Task to complete: Copy out the full listing exactly, omitting any picture it contains.

Given records:
◇ ◇ ◇ ◇ ◇ ◇ ◇
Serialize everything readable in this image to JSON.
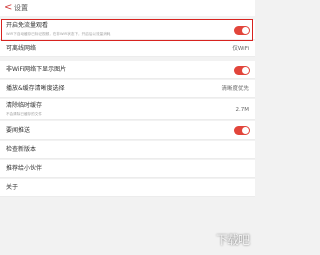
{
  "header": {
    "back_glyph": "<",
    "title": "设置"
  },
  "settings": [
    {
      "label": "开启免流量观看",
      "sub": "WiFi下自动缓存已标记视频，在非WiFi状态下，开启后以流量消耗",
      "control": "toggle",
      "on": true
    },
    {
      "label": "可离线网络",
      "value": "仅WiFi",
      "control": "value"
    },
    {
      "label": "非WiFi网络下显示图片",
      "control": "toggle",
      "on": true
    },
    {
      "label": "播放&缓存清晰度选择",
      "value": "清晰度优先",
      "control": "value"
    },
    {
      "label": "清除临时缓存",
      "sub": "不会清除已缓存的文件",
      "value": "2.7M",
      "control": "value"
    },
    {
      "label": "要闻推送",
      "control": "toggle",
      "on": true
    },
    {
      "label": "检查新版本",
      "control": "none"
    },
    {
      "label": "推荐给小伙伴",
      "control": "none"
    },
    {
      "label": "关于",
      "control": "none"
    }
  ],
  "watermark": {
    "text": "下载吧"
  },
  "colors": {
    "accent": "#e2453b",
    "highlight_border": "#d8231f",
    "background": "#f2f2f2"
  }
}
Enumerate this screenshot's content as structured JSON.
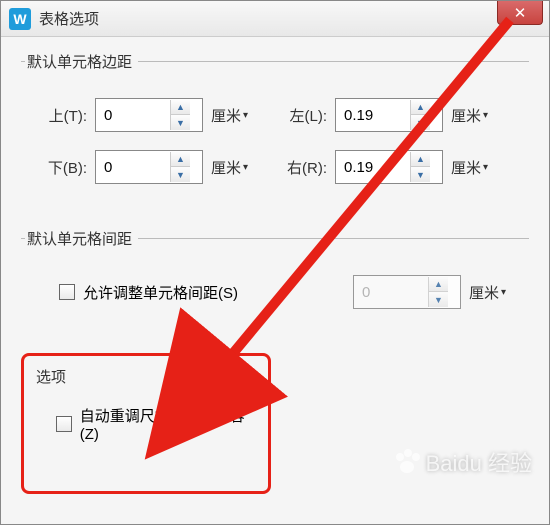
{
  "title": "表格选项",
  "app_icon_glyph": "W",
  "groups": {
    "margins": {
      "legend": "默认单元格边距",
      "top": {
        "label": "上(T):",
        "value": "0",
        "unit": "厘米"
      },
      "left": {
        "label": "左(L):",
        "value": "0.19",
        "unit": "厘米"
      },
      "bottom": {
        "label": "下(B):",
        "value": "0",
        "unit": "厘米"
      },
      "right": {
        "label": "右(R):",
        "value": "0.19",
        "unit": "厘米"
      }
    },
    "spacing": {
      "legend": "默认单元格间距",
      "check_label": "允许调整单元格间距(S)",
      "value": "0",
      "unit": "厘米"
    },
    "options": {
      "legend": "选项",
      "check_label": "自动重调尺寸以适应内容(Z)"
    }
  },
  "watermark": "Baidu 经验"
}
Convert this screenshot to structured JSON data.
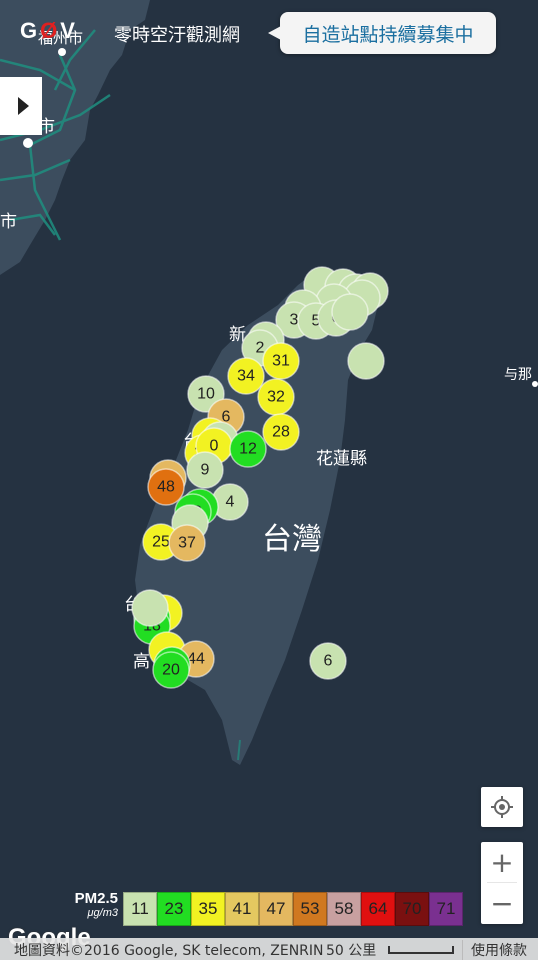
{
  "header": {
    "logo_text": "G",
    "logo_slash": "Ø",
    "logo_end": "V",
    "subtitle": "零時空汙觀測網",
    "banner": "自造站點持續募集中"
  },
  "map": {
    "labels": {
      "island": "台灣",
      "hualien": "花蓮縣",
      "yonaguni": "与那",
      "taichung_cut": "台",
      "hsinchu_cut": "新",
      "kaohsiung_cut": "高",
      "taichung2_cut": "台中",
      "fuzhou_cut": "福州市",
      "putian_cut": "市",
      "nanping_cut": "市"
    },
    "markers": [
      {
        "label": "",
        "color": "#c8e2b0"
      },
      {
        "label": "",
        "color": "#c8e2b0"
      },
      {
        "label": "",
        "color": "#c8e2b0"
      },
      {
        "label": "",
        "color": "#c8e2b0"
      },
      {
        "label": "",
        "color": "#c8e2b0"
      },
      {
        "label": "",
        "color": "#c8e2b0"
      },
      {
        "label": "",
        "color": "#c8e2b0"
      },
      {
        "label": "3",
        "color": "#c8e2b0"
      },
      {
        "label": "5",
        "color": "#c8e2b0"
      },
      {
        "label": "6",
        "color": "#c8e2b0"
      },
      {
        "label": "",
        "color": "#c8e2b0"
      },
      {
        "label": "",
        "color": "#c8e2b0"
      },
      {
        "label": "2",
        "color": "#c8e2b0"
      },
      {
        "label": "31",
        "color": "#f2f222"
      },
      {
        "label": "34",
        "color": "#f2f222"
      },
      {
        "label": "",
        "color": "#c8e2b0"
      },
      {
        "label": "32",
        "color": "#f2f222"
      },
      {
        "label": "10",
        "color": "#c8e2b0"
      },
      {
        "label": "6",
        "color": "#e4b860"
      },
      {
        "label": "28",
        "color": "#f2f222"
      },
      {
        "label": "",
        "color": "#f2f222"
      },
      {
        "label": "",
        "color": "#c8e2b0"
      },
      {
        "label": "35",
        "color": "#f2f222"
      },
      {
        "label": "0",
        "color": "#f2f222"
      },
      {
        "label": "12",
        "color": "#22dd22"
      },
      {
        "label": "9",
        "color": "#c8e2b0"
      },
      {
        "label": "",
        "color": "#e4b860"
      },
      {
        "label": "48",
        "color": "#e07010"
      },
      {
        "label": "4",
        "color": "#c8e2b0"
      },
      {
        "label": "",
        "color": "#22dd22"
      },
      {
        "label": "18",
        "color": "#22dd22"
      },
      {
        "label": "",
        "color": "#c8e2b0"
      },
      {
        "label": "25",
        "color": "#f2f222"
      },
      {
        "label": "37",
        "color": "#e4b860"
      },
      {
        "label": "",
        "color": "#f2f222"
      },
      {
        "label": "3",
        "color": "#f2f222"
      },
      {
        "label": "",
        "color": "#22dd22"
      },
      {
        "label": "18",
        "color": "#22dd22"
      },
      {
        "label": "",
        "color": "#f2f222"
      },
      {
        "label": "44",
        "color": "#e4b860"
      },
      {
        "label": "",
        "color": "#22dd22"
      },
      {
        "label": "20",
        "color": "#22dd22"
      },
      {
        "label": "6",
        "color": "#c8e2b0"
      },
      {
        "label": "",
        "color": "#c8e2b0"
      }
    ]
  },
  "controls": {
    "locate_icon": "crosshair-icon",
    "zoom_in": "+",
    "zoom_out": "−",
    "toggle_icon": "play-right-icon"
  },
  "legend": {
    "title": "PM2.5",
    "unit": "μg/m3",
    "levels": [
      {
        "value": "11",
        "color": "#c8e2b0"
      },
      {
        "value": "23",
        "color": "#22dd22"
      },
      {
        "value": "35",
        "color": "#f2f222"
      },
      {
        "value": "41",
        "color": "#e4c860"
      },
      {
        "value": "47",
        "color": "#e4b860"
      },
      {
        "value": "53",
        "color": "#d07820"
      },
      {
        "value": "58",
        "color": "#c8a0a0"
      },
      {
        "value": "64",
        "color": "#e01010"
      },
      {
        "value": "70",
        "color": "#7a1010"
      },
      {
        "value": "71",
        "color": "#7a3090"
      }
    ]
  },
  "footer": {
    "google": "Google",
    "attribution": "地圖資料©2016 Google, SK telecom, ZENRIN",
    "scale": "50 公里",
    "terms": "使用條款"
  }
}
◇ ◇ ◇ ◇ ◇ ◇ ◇
Expected output:
Serialize everything readable in this image to JSON.
{
  "header": {
    "back_glyph": "<",
    "title": "设置"
  },
  "settings": [
    {
      "label": "开启免流量观看",
      "sub": "WiFi下自动缓存已标记视频，在非WiFi状态下，开启后以流量消耗",
      "control": "toggle",
      "on": true
    },
    {
      "label": "可离线网络",
      "value": "仅WiFi",
      "control": "value"
    },
    {
      "label": "非WiFi网络下显示图片",
      "control": "toggle",
      "on": true
    },
    {
      "label": "播放&缓存清晰度选择",
      "value": "清晰度优先",
      "control": "value"
    },
    {
      "label": "清除临时缓存",
      "sub": "不会清除已缓存的文件",
      "value": "2.7M",
      "control": "value"
    },
    {
      "label": "要闻推送",
      "control": "toggle",
      "on": true
    },
    {
      "label": "检查新版本",
      "control": "none"
    },
    {
      "label": "推荐给小伙伴",
      "control": "none"
    },
    {
      "label": "关于",
      "control": "none"
    }
  ],
  "watermark": {
    "text": "下载吧"
  },
  "colors": {
    "accent": "#e2453b",
    "highlight_border": "#d8231f",
    "background": "#f2f2f2"
  }
}
Enumerate this screenshot's content as structured JSON.
{
  "title": "表格选项",
  "app_icon_glyph": "W",
  "groups": {
    "margins": {
      "legend": "默认单元格边距",
      "top": {
        "label": "上(T):",
        "value": "0",
        "unit": "厘米"
      },
      "left": {
        "label": "左(L):",
        "value": "0.19",
        "unit": "厘米"
      },
      "bottom": {
        "label": "下(B):",
        "value": "0",
        "unit": "厘米"
      },
      "right": {
        "label": "右(R):",
        "value": "0.19",
        "unit": "厘米"
      }
    },
    "spacing": {
      "legend": "默认单元格间距",
      "check_label": "允许调整单元格间距(S)",
      "value": "0",
      "unit": "厘米"
    },
    "options": {
      "legend": "选项",
      "check_label": "自动重调尺寸以适应内容(Z)"
    }
  },
  "watermark": "Baidu 经验"
}
Convert this screenshot to structured JSON data.
{
  "header": {
    "logo_text": "G",
    "logo_slash": "Ø",
    "logo_end": "V",
    "subtitle": "零時空汙觀測網",
    "banner": "自造站點持續募集中"
  },
  "map": {
    "labels": {
      "island": "台灣",
      "hualien": "花蓮縣",
      "yonaguni": "与那",
      "taichung_cut": "台",
      "hsinchu_cut": "新",
      "kaohsiung_cut": "高",
      "taichung2_cut": "台中",
      "fuzhou_cut": "福州市",
      "putian_cut": "市",
      "nanping_cut": "市"
    },
    "markers": [
      {
        "label": "",
        "color": "#c8e2b0"
      },
      {
        "label": "",
        "color": "#c8e2b0"
      },
      {
        "label": "",
        "color": "#c8e2b0"
      },
      {
        "label": "",
        "color": "#c8e2b0"
      },
      {
        "label": "",
        "color": "#c8e2b0"
      },
      {
        "label": "",
        "color": "#c8e2b0"
      },
      {
        "label": "",
        "color": "#c8e2b0"
      },
      {
        "label": "3",
        "color": "#c8e2b0"
      },
      {
        "label": "5",
        "color": "#c8e2b0"
      },
      {
        "label": "6",
        "color": "#c8e2b0"
      },
      {
        "label": "",
        "color": "#c8e2b0"
      },
      {
        "label": "",
        "color": "#c8e2b0"
      },
      {
        "label": "2",
        "color": "#c8e2b0"
      },
      {
        "label": "31",
        "color": "#f2f222"
      },
      {
        "label": "34",
        "color": "#f2f222"
      },
      {
        "label": "",
        "color": "#c8e2b0"
      },
      {
        "label": "32",
        "color": "#f2f222"
      },
      {
        "label": "10",
        "color": "#c8e2b0"
      },
      {
        "label": "6",
        "color": "#e4b860"
      },
      {
        "label": "28",
        "color": "#f2f222"
      },
      {
        "label": "",
        "color": "#f2f222"
      },
      {
        "label": "",
        "color": "#c8e2b0"
      },
      {
        "label": "35",
        "color": "#f2f222"
      },
      {
        "label": "0",
        "color": "#f2f222"
      },
      {
        "label": "12",
        "color": "#22dd22"
      },
      {
        "label": "9",
        "color": "#c8e2b0"
      },
      {
        "label": "",
        "color": "#e4b860"
      },
      {
        "label": "48",
        "color": "#e07010"
      },
      {
        "label": "4",
        "color": "#c8e2b0"
      },
      {
        "label": "",
        "color": "#22dd22"
      },
      {
        "label": "18",
        "color": "#22dd22"
      },
      {
        "label": "",
        "color": "#c8e2b0"
      },
      {
        "label": "25",
        "color": "#f2f222"
      },
      {
        "label": "37",
        "color": "#e4b860"
      },
      {
        "label": "",
        "color": "#f2f222"
      },
      {
        "label": "3",
        "color": "#f2f222"
      },
      {
        "label": "",
        "color": "#22dd22"
      },
      {
        "label": "18",
        "color": "#22dd22"
      },
      {
        "label": "",
        "color": "#f2f222"
      },
      {
        "label": "44",
        "color": "#e4b860"
      },
      {
        "label": "",
        "color": "#22dd22"
      },
      {
        "label": "20",
        "color": "#22dd22"
      },
      {
        "label": "6",
        "color": "#c8e2b0"
      },
      {
        "label": "",
        "color": "#c8e2b0"
      }
    ]
  },
  "controls": {
    "locate_icon": "crosshair-icon",
    "zoom_in": "+",
    "zoom_out": "−",
    "toggle_icon": "play-right-icon"
  },
  "legend": {
    "title": "PM2.5",
    "unit": "μg/m3",
    "levels": [
      {
        "value": "11",
        "color": "#c8e2b0"
      },
      {
        "value": "23",
        "color": "#22dd22"
      },
      {
        "value": "35",
        "color": "#f2f222"
      },
      {
        "value": "41",
        "color": "#e4c860"
      },
      {
        "value": "47",
        "color": "#e4b860"
      },
      {
        "value": "53",
        "color": "#d07820"
      },
      {
        "value": "58",
        "color": "#c8a0a0"
      },
      {
        "value": "64",
        "color": "#e01010"
      },
      {
        "value": "70",
        "color": "#7a1010"
      },
      {
        "value": "71",
        "color": "#7a3090"
      }
    ]
  },
  "footer": {
    "google": "Google",
    "attribution": "地圖資料©2016 Google, SK telecom, ZENRIN",
    "scale": "50 公里",
    "terms": "使用條款"
  }
}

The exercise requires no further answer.